    With your daughter there, that should help.

  5. OH Kate I understand exactly what you mean. I travel out to Sam every morning and night to look after him because the gentleman who runs the agistment place really has no idea about horses. I don't even think he would be able to tell if a horse was in the middle of having a colic attack. On the weekends it is nothing for me to go out 3 times a day.

    I am known as the padantic horse owner where I currently keep Sam and I can not wait for the next two weeks to go by so I can finally have him at my back door so I can look after him properly. I still am not happy with the level of care that I can give him now.

    Sounds like a good barn though and after a few weeks couldn't you bring them back?

  6. I understand completely because my daughter and myself are the same way.
    When we finally got a farm of our own, my husband actually said, now you can't complain about the care they're getting because you two are responsible for everything. I don't like the way most barns are run and now we are able to make sure things are run the way we want them to be.

    It's really good that your daughter will be there to keep and eye on things when you're not there. Good luck in the new barn. Happy Mother's Day to you.

  7. It's hard being a perfectionist around horses - so much of it you have no control over. It is better when you can do everything yourself, but even then... horses have a way of 'flexing' your standards.
    - The Equestrian Vagabond

  8. I am fortunate that #1 my horses are home and that #2 if they do need to go somewhere else for whatever reason, I have people I trust. Like the barn Winter alluded to, it doesn't look like much, but I know they care for my horses like they were their own.

  9. i'm a lot like you - i'm a perfectionist and i worry about everything. i had to really work at not being a 'boarder from hell.' i thought the stress would get better having my own place where i was in total control (except for when our barn helper doesn't work out, but that's another issue!) but i actually think i stress more being completely responsible for everything! now i have to work on letting the little stuff go and be satisfied that the horses are healthy and happy so the other stuff isn't such a big deal... so hard to find that balance ;-\

    it's great you get to be there often enough and that your daughter will also be around to keep an eye on things. hope you'll all be happy at the new barn!

  10. Funny, so many of the comments are alike!!! I too obsess about my horse's care. As far as I'm concerned, no one can care for her the way I can. I think it is extremely hard for any of us to hand over control of our horses' daily care once we have had full control for any amout of time. Heck, I'm struggling with leaving my mare with a friend for 4 days, so that I can go on a family vacation. I'd rather stay home and take care of the animals than trust that someone will care for the properly!!!
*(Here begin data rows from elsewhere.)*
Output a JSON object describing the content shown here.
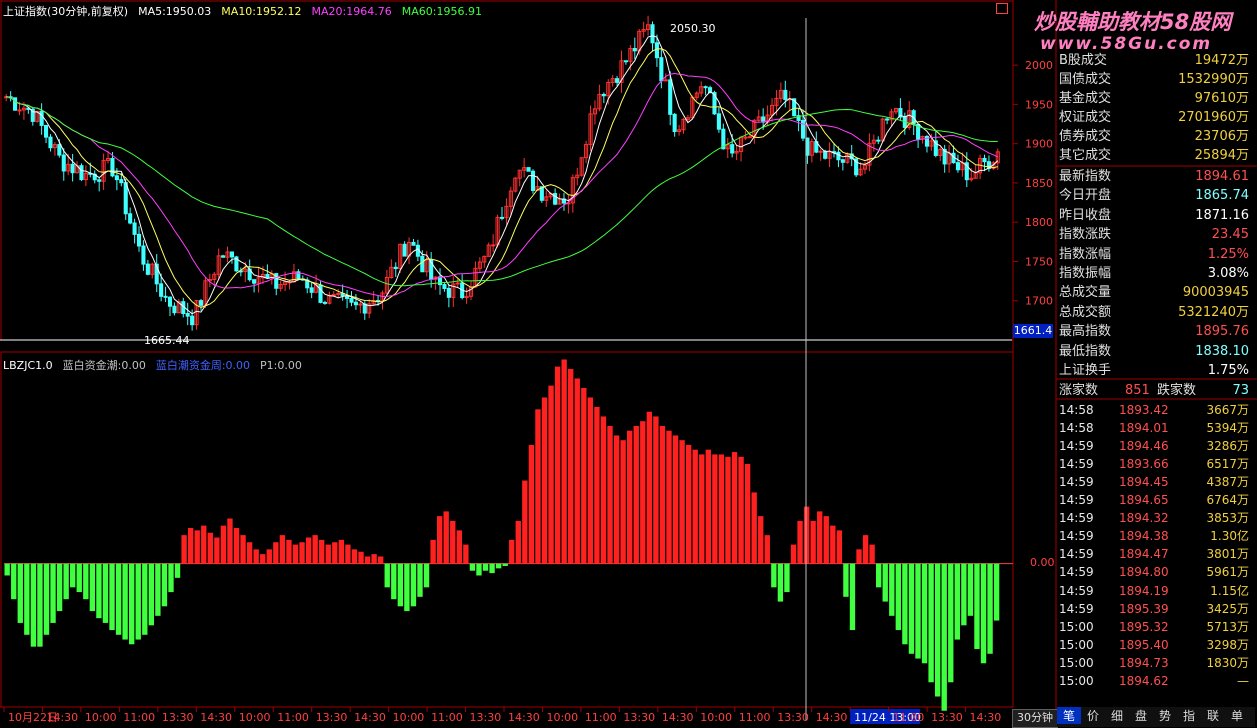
{
  "header": {
    "title": "上证指数(30分钟,前复权)",
    "ma5": "MA5:1950.03",
    "ma10": "MA10:1952.12",
    "ma20": "MA20:1964.76",
    "ma60": "MA60:1956.91"
  },
  "indicator_header": {
    "name": "LBZJC1.0",
    "blue_flow": "蓝白资金潮:0.00",
    "blue_wave": "蓝白潮资金周:0.00",
    "p1": "P1:0.00"
  },
  "watermark": {
    "line1": "炒股輔助教材58股网",
    "line2": "www.58Gu.com"
  },
  "price_labels": {
    "high_label": "2050.30",
    "low_label": "1665.44",
    "current_box": "1661.4",
    "zero_label": "0.00"
  },
  "x_axis_labels": [
    "10月22日",
    "14:30",
    "10:00",
    "11:00",
    "13:30",
    "14:30",
    "10:00",
    "11:00",
    "13:30",
    "14:30",
    "10:00",
    "11:00",
    "13:30",
    "14:30",
    "10:00",
    "11:00",
    "13:30",
    "14:30",
    "10:00",
    "11:00",
    "13:30",
    "14:30",
    "11/24 13:00",
    "11:00",
    "13:30",
    "14:30"
  ],
  "timeframe_label": "30分钟",
  "right_panel": {
    "top_rows": [
      {
        "label": "B股成交",
        "value": "19472万"
      },
      {
        "label": "国债成交",
        "value": "1532990万"
      },
      {
        "label": "基金成交",
        "value": "97610万"
      },
      {
        "label": "权证成交",
        "value": "2701960万"
      },
      {
        "label": "债券成交",
        "value": "23706万"
      },
      {
        "label": "其它成交",
        "value": "25894万"
      }
    ],
    "index_rows": [
      {
        "label": "最新指数",
        "value": "1894.61",
        "color": "#ff5050"
      },
      {
        "label": "今日开盘",
        "value": "1865.74",
        "color": "#80ffff"
      },
      {
        "label": "昨日收盘",
        "value": "1871.16",
        "color": "#ffffff"
      },
      {
        "label": "指数涨跌",
        "value": "23.45",
        "color": "#ff5050"
      },
      {
        "label": "指数涨幅",
        "value": "1.25%",
        "color": "#ff5050"
      },
      {
        "label": "指数振幅",
        "value": "3.08%",
        "color": "#ffffff"
      },
      {
        "label": "总成交量",
        "value": "90003945",
        "color": "#f0d040"
      },
      {
        "label": "总成交额",
        "value": "5321240万",
        "color": "#f0d040"
      },
      {
        "label": "最高指数",
        "value": "1895.76",
        "color": "#ff5050"
      },
      {
        "label": "最低指数",
        "value": "1838.10",
        "color": "#80ffff"
      },
      {
        "label": "上证换手",
        "value": "1.75%",
        "color": "#ffffff"
      }
    ],
    "breadth": {
      "up_label": "涨家数",
      "up_value": "851",
      "down_label": "跌家数",
      "down_value": "73"
    },
    "ticks": [
      {
        "time": "14:58",
        "price": "1893.42",
        "vol": "3667万"
      },
      {
        "time": "14:58",
        "price": "1894.01",
        "vol": "5394万"
      },
      {
        "time": "14:59",
        "price": "1894.46",
        "vol": "3286万"
      },
      {
        "time": "14:59",
        "price": "1893.66",
        "vol": "6517万"
      },
      {
        "time": "14:59",
        "price": "1894.45",
        "vol": "4387万"
      },
      {
        "time": "14:59",
        "price": "1894.65",
        "vol": "6764万"
      },
      {
        "time": "14:59",
        "price": "1894.32",
        "vol": "3853万"
      },
      {
        "time": "14:59",
        "price": "1894.38",
        "vol": "1.30亿"
      },
      {
        "time": "14:59",
        "price": "1894.47",
        "vol": "3801万"
      },
      {
        "time": "14:59",
        "price": "1894.80",
        "vol": "5961万"
      },
      {
        "time": "14:59",
        "price": "1894.19",
        "vol": "1.15亿"
      },
      {
        "time": "14:59",
        "price": "1895.39",
        "vol": "3425万"
      },
      {
        "time": "15:00",
        "price": "1895.32",
        "vol": "5713万"
      },
      {
        "time": "15:00",
        "price": "1895.40",
        "vol": "3298万"
      },
      {
        "time": "15:00",
        "price": "1894.73",
        "vol": "1830万"
      },
      {
        "time": "15:00",
        "price": "1894.62",
        "vol": "—"
      }
    ],
    "bottom_tabs": [
      "笔",
      "价",
      "细",
      "盘",
      "势",
      "指",
      "联",
      "单"
    ]
  },
  "chart_data": [
    {
      "type": "candlestick",
      "ylim": [
        1650,
        2060
      ],
      "y_ticks": [
        1700,
        1750,
        1800,
        1850,
        1900,
        1950,
        2000
      ],
      "close_anchors": [
        1960,
        1940,
        1880,
        1860,
        1870,
        1760,
        1700,
        1680,
        1760,
        1740,
        1720,
        1730,
        1700,
        1690,
        1710,
        1780,
        1720,
        1710,
        1760,
        1870,
        1840,
        1830,
        1960,
        2000,
        2050,
        1920,
        1980,
        1880,
        1920,
        1960,
        1890,
        1880,
        1870,
        1950,
        1920,
        1880,
        1860,
        1890
      ],
      "high_value": 2050.3,
      "low_value": 1665.44,
      "grid": false
    },
    {
      "type": "bar",
      "name": "LBZJC",
      "zero_line": 0,
      "ylim": [
        -6,
        9
      ],
      "values": [
        -0.5,
        -1.5,
        -2.5,
        -3,
        -3.5,
        -3.5,
        -3,
        -2.5,
        -2,
        -1.5,
        -1,
        -1.2,
        -1.5,
        -2,
        -2.3,
        -2.5,
        -2.8,
        -3,
        -3.2,
        -3.4,
        -3.2,
        -3,
        -2.6,
        -2.2,
        -1.8,
        -1.2,
        -0.6,
        1.2,
        1.5,
        1.4,
        1.6,
        1.3,
        1.1,
        1.6,
        1.9,
        1.5,
        1.2,
        0.9,
        0.6,
        0.4,
        0.6,
        0.9,
        1.2,
        1.0,
        0.8,
        0.9,
        1.1,
        1.2,
        1.0,
        0.8,
        0.9,
        1.0,
        0.8,
        0.6,
        0.5,
        0.3,
        0.4,
        0.3,
        -1.0,
        -1.5,
        -1.8,
        -2.0,
        -1.8,
        -1.4,
        -1.0,
        1.0,
        2.0,
        2.2,
        1.8,
        1.4,
        0.8,
        -0.3,
        -0.5,
        -0.3,
        -0.4,
        -0.2,
        -0.1,
        1.0,
        1.8,
        3.5,
        5.0,
        6.5,
        7.0,
        7.5,
        8.3,
        8.6,
        8.2,
        7.8,
        7.4,
        7.0,
        6.6,
        6.2,
        5.8,
        5.4,
        5.2,
        5.6,
        5.8,
        6.0,
        6.4,
        6.2,
        5.8,
        5.6,
        5.4,
        5.2,
        5.0,
        4.8,
        4.6,
        4.8,
        4.6,
        4.6,
        4.5,
        4.7,
        4.5,
        4.2,
        3.0,
        2.0,
        1.2,
        -1.0,
        -1.6,
        -1.2,
        0.8,
        1.8,
        2.4,
        1.8,
        2.2,
        2.0,
        1.6,
        1.4,
        -1.4,
        -2.8,
        0.6,
        1.2,
        0.8,
        -1.0,
        -1.6,
        -2.2,
        -2.8,
        -3.4,
        -3.8,
        -4.0,
        -4.2,
        -5.0,
        -5.6,
        -6.2,
        -5.0,
        -3.2,
        -2.6,
        -2.2,
        -3.6,
        -4.2,
        -3.8,
        -2.4
      ],
      "grid": false
    }
  ]
}
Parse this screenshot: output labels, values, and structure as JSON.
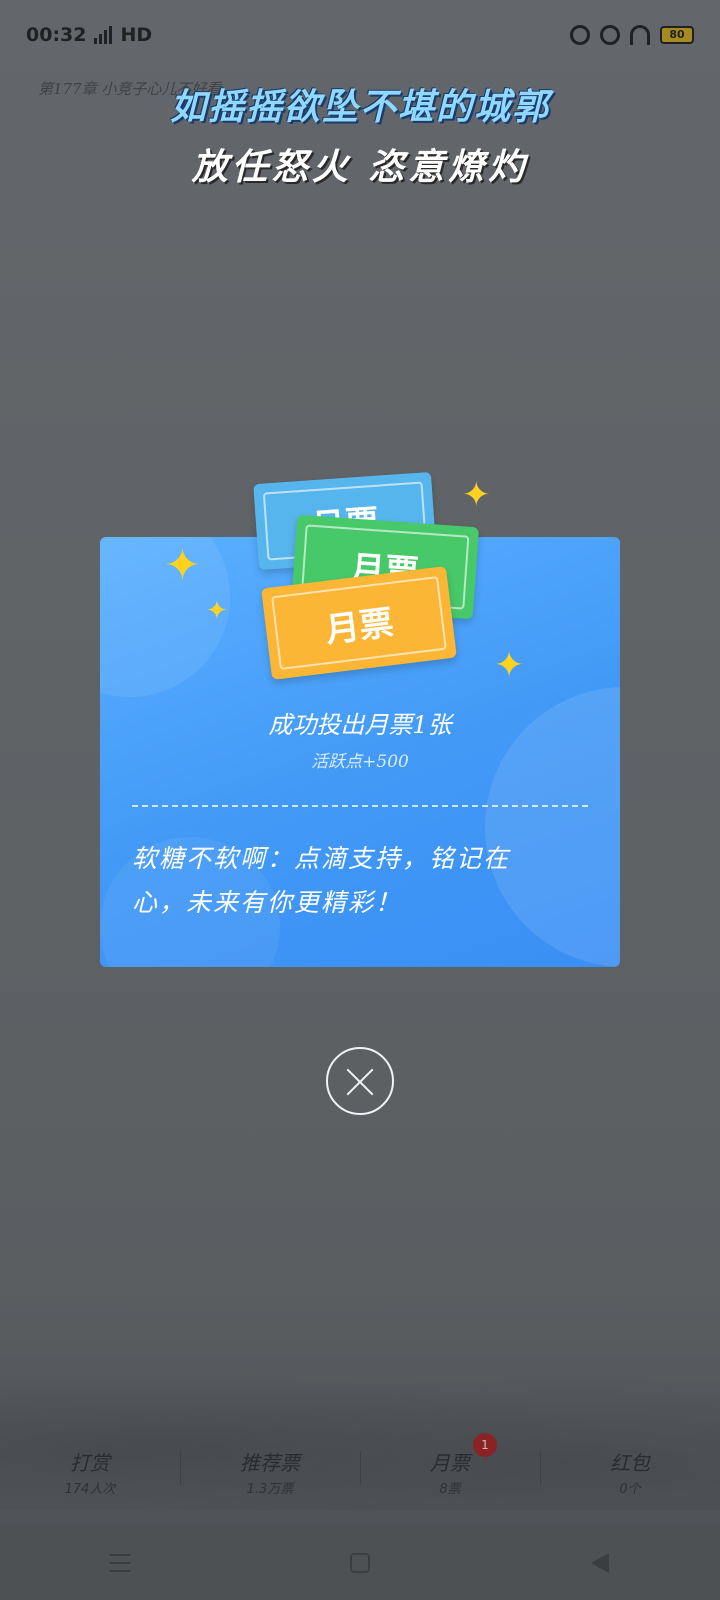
{
  "status_bar": {
    "time": "00:32",
    "network": "HD",
    "battery": "80"
  },
  "background": {
    "chapter_text": "第177章 小竞子心儿不好看",
    "slogan_line1": "如摇摇欲坠不堪的城郭",
    "slogan_line2": "放任怒火 恣意燎灼"
  },
  "tickets": {
    "blue_label": "月票",
    "green_label": "月票",
    "yellow_label": "月票"
  },
  "dialog": {
    "success_text": "成功投出月票1张",
    "points_text": "活跃点+500",
    "thanks_text": "软糖不软啊：点滴支持，铭记在心，未来有你更精彩！"
  },
  "actions": [
    {
      "label": "打赏",
      "count": "174人次"
    },
    {
      "label": "推荐票",
      "count": "1.3万票"
    },
    {
      "label": "月票",
      "count": "8票",
      "badge": "1"
    },
    {
      "label": "红包",
      "count": "0个"
    }
  ],
  "colors": {
    "card_blue": "#4299f6",
    "ticket_blue": "#57b5ee",
    "ticket_green": "#47c96a",
    "ticket_yellow": "#fbb636",
    "sparkle": "#ffd21f"
  }
}
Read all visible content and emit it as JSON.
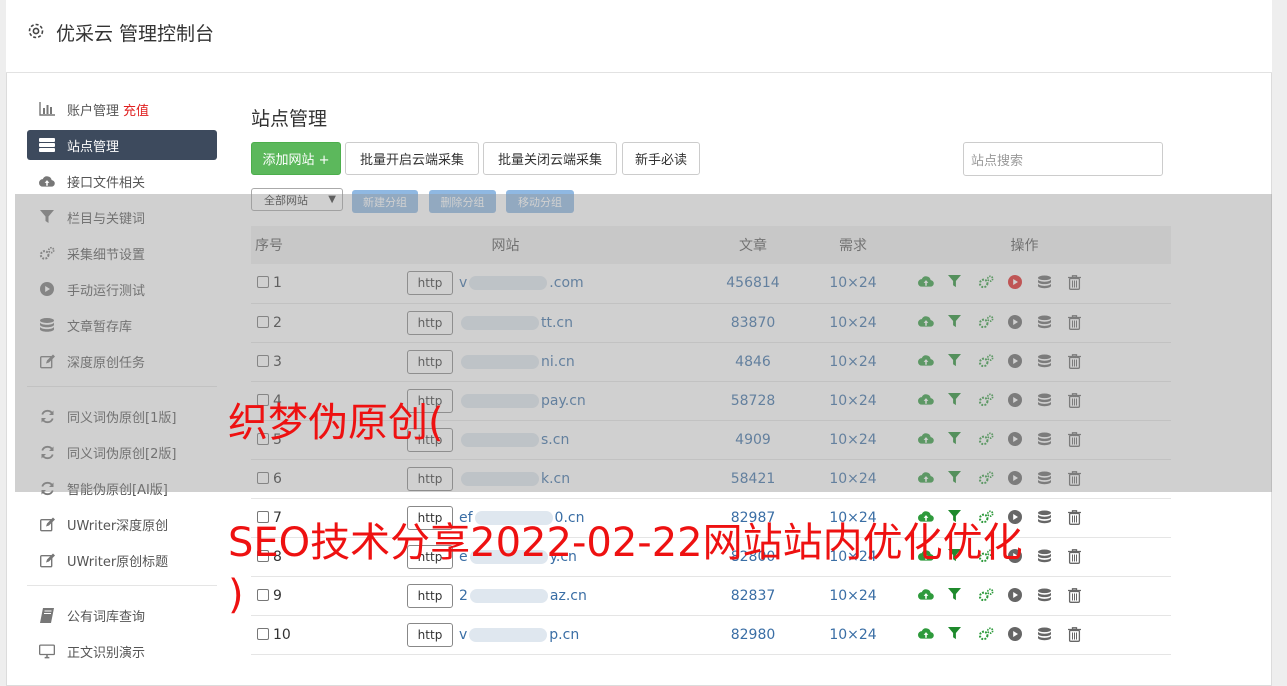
{
  "header": {
    "title": "优采云 管理控制台"
  },
  "sidebar": {
    "items": [
      {
        "label": "账户管理",
        "extra": "充值",
        "icon": "bar-chart-icon"
      },
      {
        "label": "站点管理",
        "icon": "server-icon"
      },
      {
        "label": "接口文件相关",
        "icon": "cloud-upload-icon"
      },
      {
        "label": "栏目与关键词",
        "icon": "filter-icon"
      },
      {
        "label": "采集细节设置",
        "icon": "gears-icon"
      },
      {
        "label": "手动运行测试",
        "icon": "play-circle-icon"
      },
      {
        "label": "文章暂存库",
        "icon": "database-icon"
      },
      {
        "label": "深度原创任务",
        "icon": "edit-icon"
      }
    ],
    "items2": [
      {
        "label": "同义词伪原创[1版]",
        "icon": "refresh-icon"
      },
      {
        "label": "同义词伪原创[2版]",
        "icon": "refresh-icon"
      },
      {
        "label": "智能伪原创[AI版]",
        "icon": "refresh-icon"
      },
      {
        "label": "UWriter深度原创",
        "icon": "edit-icon"
      },
      {
        "label": "UWriter原创标题",
        "icon": "edit-icon"
      }
    ],
    "items3": [
      {
        "label": "公有词库查询",
        "icon": "book-icon"
      },
      {
        "label": "正文识别演示",
        "icon": "monitor-icon"
      }
    ]
  },
  "main": {
    "title": "站点管理",
    "buttons": {
      "add": "添加网站 +",
      "batch_on": "批量开启云端采集",
      "batch_off": "批量关闭云端采集",
      "guide": "新手必读"
    },
    "search_placeholder": "站点搜索",
    "group_select": "全部网站",
    "group_buttons": {
      "new": "新建分组",
      "delete": "删除分组",
      "move": "移动分组"
    },
    "table": {
      "headers": {
        "no": "序号",
        "site": "网站",
        "articles": "文章",
        "demand": "需求",
        "ops": "操作"
      },
      "rows": [
        {
          "no": "1",
          "proto": "http",
          "pre": "v",
          "suf": ".com",
          "articles": "456814",
          "demand": "10×24",
          "active": true
        },
        {
          "no": "2",
          "proto": "http",
          "pre": "",
          "suf": "tt.cn",
          "articles": "83870",
          "demand": "10×24",
          "active": false
        },
        {
          "no": "3",
          "proto": "http",
          "pre": "",
          "suf": "ni.cn",
          "articles": "4846",
          "demand": "10×24",
          "active": false
        },
        {
          "no": "4",
          "proto": "http",
          "pre": "",
          "suf": "pay.cn",
          "articles": "58728",
          "demand": "10×24",
          "active": false
        },
        {
          "no": "5",
          "proto": "http",
          "pre": "",
          "suf": "s.cn",
          "articles": "4909",
          "demand": "10×24",
          "active": false
        },
        {
          "no": "6",
          "proto": "http",
          "pre": "",
          "suf": "k.cn",
          "articles": "58421",
          "demand": "10×24",
          "active": false
        },
        {
          "no": "7",
          "proto": "http",
          "pre": "ef",
          "suf": "0.cn",
          "articles": "82987",
          "demand": "10×24",
          "active": false
        },
        {
          "no": "8",
          "proto": "http",
          "pre": "e",
          "suf": "y.cn",
          "articles": "82800",
          "demand": "10×24",
          "active": false
        },
        {
          "no": "9",
          "proto": "http",
          "pre": "2",
          "suf": "az.cn",
          "articles": "82837",
          "demand": "10×24",
          "active": false
        },
        {
          "no": "10",
          "proto": "http",
          "pre": "v",
          "suf": "p.cn",
          "articles": "82980",
          "demand": "10×24",
          "active": false
        }
      ]
    }
  },
  "watermark": {
    "line1": "织梦伪原创(",
    "line2": "SEO技术分享2022-02-22网站站内优化优化",
    "line3": ")"
  },
  "colors": {
    "green": "#5cb85c",
    "sidebar_active": "#3d4a5d",
    "link": "#3a6ea5",
    "watermark": "#ee1111",
    "run_active": "#e02020"
  }
}
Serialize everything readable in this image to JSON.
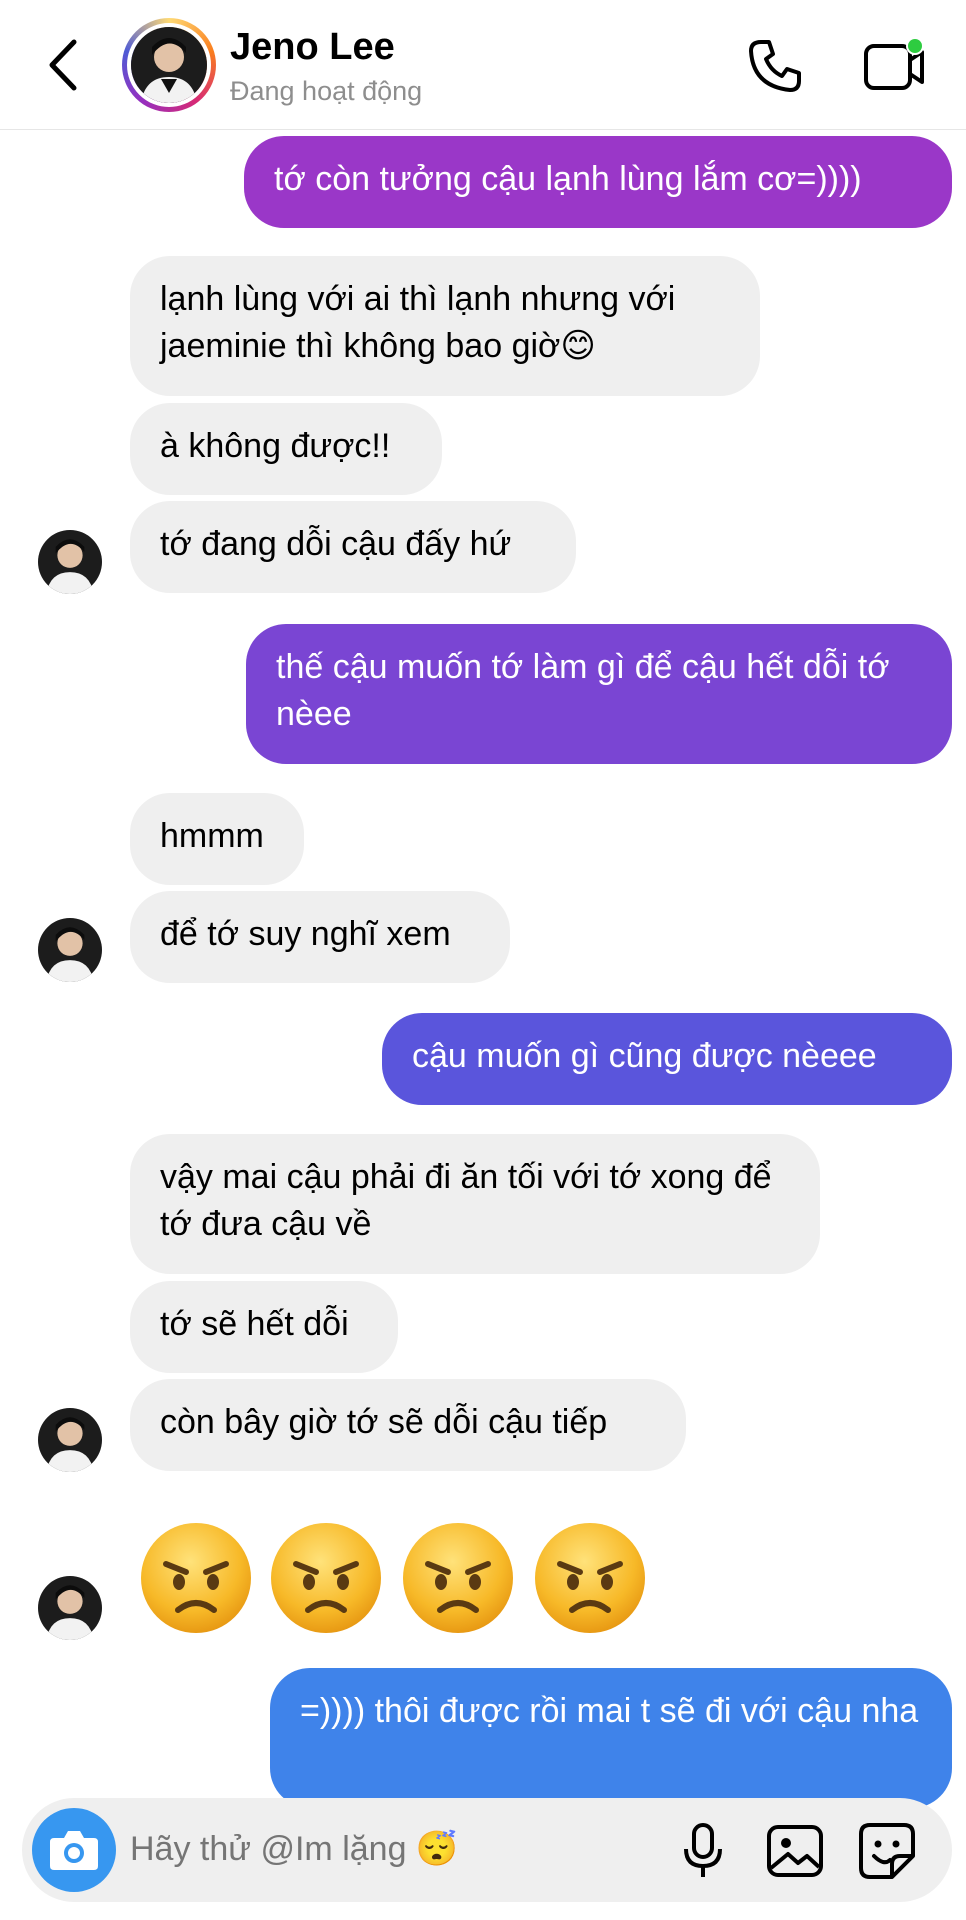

  11. I try not to obsess and luckily I share with a friend whom I rely on to help me out. But she's at the point of looking for her own place as neither of us can cope with being on shared yards *lol*

  12. I know how you feel!! I've never boarded a horse and I don't think I could. I would worry constantly. I'm already agonizing over the fact I may have to board Chrome for a few days in October lol.

    I used to work at a boarding barn. I was the evening feeder. I've been complimented by the owner several times on my being observant of the horses. I caught things early before they became big problems. In fact the last time I visited she told me I was her favorite feeder for that and other reasons and that I was welcome back anytime! I was so happy to hear that. :) I can't imagine how some people can be around horses and not have a clue how they're feeling or acting. It's second nature to me.

    Sorry for rambling on. I'm glad you're daughter will be there to watch her and you'll be able to see her everyday so that's good. You shouldn't have any real reason to worry, although if you're like me you'll worry anyway. :)


Thank you for commenting - we appreciate it. No spam or marketing comments will be published.

Note: Only a member of this blog may post a comment.